I originally planned to set the second server up with SQL Server 2005 mirroring to cover the 24/7 availability requirement, with the idea that we could also do OLAP reporting off of the mirrored copy of the database. But I've gotten some indications that a mirror database is offline and not available for querying. So I figured I would use transactional replication to keep the OLAP database current. Now I am wondering if I need to use mirroring at all, or if I should just use transactional replication on the entire database and swap to the replicated database if the production server crashes.
What is everyone's opinion?
Replication only, for both OLAP reporting and failover?
Mirroring to one database for failover, with replication to a another database for OLAP reporting?
If it's not practically useful, then it's practically useless.
My recommendation is to mirror for redundancy, much like you'd use clustering. Mirroring allows you to set up N servers that appear to the user as a single server. It gives you a quick, easy, and supported way to do something a lot like what log shipping did in previous versions, with automatic failover.
I'd also suggest that you use replication for OLAP processing, but that it go to a completely different server than your mirror does. You really want the replicated copy of your OLTP data to serve as the pre-staging area in your DW architecture, so I'd really want to avoid using a mirrored database for this use. By creating this "pre-staging" image, you can then roll the data into the staging form in whatever is the most convenient fashion, allowing it to flow quickly and easily through your staging area to the atomic level of your DW. At that point you can decide if you want to go to the extra effort to create relational rollups (a good idea for many reasons), or if you want to go directly to cubes (faster, but you lose a lot of options if you take the shortcut).
Understood... While we can figure out ways to provide exactly what users want, we are all constrained by what the users can afford.
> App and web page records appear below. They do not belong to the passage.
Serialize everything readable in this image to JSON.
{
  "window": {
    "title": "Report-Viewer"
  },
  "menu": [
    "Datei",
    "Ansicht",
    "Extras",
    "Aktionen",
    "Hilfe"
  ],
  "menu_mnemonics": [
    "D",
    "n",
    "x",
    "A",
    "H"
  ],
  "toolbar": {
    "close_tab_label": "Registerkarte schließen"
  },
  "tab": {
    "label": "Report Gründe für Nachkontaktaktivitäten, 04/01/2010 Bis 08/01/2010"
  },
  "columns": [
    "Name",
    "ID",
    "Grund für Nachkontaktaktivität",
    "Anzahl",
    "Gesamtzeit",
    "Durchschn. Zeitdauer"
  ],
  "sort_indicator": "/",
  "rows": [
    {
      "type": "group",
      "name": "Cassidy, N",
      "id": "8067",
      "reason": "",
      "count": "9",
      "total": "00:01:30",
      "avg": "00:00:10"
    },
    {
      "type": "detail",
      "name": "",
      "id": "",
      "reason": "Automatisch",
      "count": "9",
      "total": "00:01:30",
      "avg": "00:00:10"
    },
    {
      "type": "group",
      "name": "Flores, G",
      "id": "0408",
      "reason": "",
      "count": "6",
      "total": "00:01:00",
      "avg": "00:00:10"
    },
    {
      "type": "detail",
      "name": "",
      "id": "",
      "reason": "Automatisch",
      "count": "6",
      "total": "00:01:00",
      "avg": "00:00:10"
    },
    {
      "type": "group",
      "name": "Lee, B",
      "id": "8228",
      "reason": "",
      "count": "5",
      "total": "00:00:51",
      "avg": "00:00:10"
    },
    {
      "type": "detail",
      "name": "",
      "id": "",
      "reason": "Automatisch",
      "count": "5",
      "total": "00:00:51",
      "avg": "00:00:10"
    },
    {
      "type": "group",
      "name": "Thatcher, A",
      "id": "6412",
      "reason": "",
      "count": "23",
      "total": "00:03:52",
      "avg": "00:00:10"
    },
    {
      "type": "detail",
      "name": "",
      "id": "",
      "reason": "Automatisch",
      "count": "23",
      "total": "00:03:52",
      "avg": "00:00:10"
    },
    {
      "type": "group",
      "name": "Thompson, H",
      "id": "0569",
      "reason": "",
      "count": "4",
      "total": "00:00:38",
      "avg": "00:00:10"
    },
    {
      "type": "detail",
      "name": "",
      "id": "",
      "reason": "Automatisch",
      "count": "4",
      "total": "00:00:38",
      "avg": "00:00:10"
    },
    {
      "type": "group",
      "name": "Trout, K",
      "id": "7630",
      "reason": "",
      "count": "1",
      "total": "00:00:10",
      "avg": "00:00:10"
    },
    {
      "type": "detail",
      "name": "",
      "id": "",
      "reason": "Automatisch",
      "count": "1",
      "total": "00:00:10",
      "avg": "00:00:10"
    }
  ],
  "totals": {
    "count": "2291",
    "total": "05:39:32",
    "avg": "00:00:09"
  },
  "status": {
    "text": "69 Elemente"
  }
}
I think that you need to at least present the users the information that they need in order to make an informed decision... They need to know what you'd recommend as well as what you can live with...